As many critics have already noted, Revolution is the last in a long string of high concept Lost wannabes, all unable to recapture the 2004 series’ instant watercooler buzz. Revolution has that J.J. Abrams stamp of potential quality, but it’s worth debating if any show could ever pull off Lost-type success again, or if it really was lightning in a bottle. Revolution mostly disappoints, but there are enough appealing elements that there’s still potential for a hit. I hold up the shining examples of Parks and Recreation and The Vampire Diaries, both of which transformed from ooky pilots to must-watch television. And that is the point of this Pilot Test experiment, to find out if shows are truly able to course-correct from pilot mistakes and become great.
The most disappointing part of Revolution is the overall look of the show. The beauty of the post-apocalyptic genre is the incredible opportunity for creativity it presents. Writers can take any Big Bad they choose (in this case a nondescript, even-the-batteries power outage) and spin out how it would affect us both worldwide and on a personal level. The vision of Revolution can best be described as…trendy? The characters have an ample supply of cute leather boots and earth-tone clothes as well as shiny, shiny hair. They literally still live in a suburb, minus electricity, plus a cutesy re-purposed car garden. Their trip to Chicago is also incredibly pretty (there are waterfalls involved) and ends at a picturesquely decaying hotel, complete with requisite plant growth and many, many candles. It’s Urban Outfitters: Apocalypse.
The mythology of the show was fairly appealing to me. The power outage was a great spectacle for the opener, and could be explained through any number of conspiracies, governmental, ecological, extraterrestrial, whatever. More interesting was the last-minute twist that hero Miles Matheson (Billy Burke) and the leader of the nefarious militia and self-declared Monroe Republic were friends and together at the onset of the blackout. This provides room for ample flashback story-telling, both pre- and post-blackout. Finally, as a sucker for symbols, I thought the Monroe Republic brand and the magic flash-drive necklace were great and eye-catching. If the shows catches on, you can bet I’ll be buying my own little necklace from the NBC store.

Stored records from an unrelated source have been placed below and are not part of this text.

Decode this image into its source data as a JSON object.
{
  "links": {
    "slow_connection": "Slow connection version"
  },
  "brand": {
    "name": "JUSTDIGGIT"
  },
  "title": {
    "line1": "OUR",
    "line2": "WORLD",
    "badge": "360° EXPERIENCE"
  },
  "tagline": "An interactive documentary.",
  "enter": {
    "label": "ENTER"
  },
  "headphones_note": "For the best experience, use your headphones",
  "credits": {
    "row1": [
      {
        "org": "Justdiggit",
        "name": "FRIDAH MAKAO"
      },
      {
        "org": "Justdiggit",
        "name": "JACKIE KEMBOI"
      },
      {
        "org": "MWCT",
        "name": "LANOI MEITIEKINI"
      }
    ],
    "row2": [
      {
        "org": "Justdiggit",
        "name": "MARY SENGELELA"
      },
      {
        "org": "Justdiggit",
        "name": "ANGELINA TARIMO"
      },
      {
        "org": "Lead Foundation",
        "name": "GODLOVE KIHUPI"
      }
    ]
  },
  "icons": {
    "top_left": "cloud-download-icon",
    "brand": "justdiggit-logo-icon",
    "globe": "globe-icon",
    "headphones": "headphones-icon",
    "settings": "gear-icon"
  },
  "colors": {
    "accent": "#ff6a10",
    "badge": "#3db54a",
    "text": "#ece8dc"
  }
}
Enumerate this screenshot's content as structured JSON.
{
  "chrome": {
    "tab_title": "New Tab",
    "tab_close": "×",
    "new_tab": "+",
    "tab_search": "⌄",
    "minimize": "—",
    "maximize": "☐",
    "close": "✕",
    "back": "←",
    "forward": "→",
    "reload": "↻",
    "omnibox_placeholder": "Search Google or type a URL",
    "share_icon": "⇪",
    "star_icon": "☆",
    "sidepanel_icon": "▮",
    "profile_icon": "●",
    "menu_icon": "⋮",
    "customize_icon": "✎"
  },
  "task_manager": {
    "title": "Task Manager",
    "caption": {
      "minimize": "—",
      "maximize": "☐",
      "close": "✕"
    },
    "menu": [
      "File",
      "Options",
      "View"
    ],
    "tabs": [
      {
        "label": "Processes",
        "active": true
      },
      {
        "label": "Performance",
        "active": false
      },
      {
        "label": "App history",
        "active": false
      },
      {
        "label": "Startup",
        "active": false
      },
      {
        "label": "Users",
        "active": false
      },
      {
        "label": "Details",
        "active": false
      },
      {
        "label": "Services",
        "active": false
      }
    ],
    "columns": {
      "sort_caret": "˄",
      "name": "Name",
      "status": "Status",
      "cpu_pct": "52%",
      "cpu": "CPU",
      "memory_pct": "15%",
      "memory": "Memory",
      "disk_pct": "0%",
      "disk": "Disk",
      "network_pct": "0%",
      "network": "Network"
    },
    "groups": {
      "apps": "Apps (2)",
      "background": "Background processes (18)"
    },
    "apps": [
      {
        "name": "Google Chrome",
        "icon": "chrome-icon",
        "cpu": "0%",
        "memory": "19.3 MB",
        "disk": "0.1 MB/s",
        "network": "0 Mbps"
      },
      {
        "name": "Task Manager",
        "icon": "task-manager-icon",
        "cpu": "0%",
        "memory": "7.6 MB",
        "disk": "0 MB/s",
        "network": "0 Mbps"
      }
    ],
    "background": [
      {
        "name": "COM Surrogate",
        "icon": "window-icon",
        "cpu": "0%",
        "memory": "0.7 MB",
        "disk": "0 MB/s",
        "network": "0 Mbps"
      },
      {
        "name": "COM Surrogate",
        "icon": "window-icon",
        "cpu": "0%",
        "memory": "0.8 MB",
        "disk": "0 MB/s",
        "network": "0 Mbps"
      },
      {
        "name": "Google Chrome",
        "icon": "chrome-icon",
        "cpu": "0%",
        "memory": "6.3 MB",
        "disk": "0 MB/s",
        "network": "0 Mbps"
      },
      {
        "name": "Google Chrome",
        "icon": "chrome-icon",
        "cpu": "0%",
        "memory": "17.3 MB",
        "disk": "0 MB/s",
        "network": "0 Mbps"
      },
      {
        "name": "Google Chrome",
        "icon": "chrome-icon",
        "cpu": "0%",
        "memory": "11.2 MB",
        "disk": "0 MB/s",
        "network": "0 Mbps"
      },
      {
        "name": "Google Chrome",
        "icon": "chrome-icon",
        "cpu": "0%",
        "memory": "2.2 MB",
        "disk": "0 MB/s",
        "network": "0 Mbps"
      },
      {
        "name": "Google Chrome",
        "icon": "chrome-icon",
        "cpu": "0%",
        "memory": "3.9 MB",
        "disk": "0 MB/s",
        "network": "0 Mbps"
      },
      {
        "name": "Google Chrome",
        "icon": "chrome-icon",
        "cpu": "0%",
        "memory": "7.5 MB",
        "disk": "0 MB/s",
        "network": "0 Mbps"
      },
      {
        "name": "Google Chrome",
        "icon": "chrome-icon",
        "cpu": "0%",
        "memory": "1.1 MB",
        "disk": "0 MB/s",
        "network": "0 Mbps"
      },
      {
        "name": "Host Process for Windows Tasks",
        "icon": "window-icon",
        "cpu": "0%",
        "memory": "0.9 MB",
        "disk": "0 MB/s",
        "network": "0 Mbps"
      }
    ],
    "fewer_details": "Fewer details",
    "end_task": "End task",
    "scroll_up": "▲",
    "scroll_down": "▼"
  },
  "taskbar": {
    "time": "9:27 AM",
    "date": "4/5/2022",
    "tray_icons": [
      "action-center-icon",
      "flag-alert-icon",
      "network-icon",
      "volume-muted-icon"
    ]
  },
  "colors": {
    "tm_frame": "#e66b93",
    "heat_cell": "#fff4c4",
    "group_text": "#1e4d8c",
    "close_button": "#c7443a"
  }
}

While the mythology and concept are important, the casting is what really keeps me watching a show. It’s hard to care about whatever convoluted mysteries the showtosses its characters into if I don’t really care if they get shot by a crossbow or sliced by a samurai sword, as the case may be with Revolution. (For a detailed account of who already died a la crossbow, check out the hilarious recap on Grantland.) Most of the adult cast is great: Billy Burke has a certain gruff charm, Zak Orth as Aaron is charming as the obvious Hurley of the group, and Giancarlo Esposito will never not be an unnerving and terrifying villain. Plus, Elizabeth Mitchell’s bound to roll up just in time to save the day from one thing or another by fall sweeps if not before. The young member of the cast, unfortunately, are disappointingly wooden. I have my doubts that Tracy Spiridakos can carry the show as plucky teenage heroine and Graham Rogers was equally blah as her brother. Hopefully the show will give focus on the adults, or hire some acting coaches for the young’uns.
Long Term Prediction:
I will have enough crazy optimism to stick around for as long as NBC deigns to put Revolution on my screen. It could go preposterous in a terrible way, but that’s sometimes as fun as preposterous in a good way.